What’s your response to when climate skeptics point out that lately we’ve seen massive, even record, snowfalls in the Sierras and elsewhere?

You have to look at the long-term trends. Something like 15 out of the last 16 years have been the warmest ever recorded. We also understand that the warming climate will create stronger storms. We’ve seen this trend probably in the last six years, where it’s a true feast or famine. You’ll have this extreme blizzard in one area and extreme drought in the other area.

So, it’s kind of like playing the lottery. I’m confident that there is going to be some place next winter that just gets buried by snow. But on the flip-side, unfortunately, that’s maybe one out of 10 places. On the other side of that is this extreme drought that is unfortunately much more common than these extreme blizzards.

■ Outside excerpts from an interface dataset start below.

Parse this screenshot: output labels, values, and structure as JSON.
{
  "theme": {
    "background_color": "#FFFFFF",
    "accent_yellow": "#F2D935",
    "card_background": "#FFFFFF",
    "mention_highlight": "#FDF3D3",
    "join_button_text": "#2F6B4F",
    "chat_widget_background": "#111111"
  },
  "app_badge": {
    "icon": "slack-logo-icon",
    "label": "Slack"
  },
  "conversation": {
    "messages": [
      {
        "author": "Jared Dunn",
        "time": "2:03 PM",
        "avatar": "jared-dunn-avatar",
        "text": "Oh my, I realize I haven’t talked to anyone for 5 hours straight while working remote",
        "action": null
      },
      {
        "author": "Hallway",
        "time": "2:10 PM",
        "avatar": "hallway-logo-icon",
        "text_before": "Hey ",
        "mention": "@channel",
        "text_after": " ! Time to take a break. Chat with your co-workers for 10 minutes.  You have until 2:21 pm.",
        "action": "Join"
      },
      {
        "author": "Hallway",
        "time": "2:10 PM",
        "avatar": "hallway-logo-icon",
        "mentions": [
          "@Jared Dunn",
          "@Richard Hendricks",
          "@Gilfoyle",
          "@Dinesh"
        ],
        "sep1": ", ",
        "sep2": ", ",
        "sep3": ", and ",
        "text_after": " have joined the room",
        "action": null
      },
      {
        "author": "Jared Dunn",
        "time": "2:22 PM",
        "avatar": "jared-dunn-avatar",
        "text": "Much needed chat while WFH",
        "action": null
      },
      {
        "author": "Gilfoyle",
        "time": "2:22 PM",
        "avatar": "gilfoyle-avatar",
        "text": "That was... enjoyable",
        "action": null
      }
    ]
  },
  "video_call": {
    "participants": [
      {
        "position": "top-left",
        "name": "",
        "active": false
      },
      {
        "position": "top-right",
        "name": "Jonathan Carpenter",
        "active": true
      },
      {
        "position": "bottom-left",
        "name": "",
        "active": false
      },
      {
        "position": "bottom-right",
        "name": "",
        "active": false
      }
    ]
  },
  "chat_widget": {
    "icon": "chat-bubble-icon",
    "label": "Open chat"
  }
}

How does your new film Ode to Muir fit into this agenda?

Ode to Muir is totally, at the end of the day, a “get out the vote” movie. It’s the most important film I’ve ever made. There’s very little snowboarding in it, but I’d say it’s an adventure film that talks about politics and the Paris Agreement and voting and Congress. But we do it in a very natural uplifting manner. It’s currently showing in all purple states. And we are doing a 24-hour digital premiere on tetongravity.com of it Sunday and Monday before the election.

Would you ever consider running for office in the future?

Oh, man, I would really like to avoid that. My goal is not to go there, for sure.

This interview has been edited for clarity and length.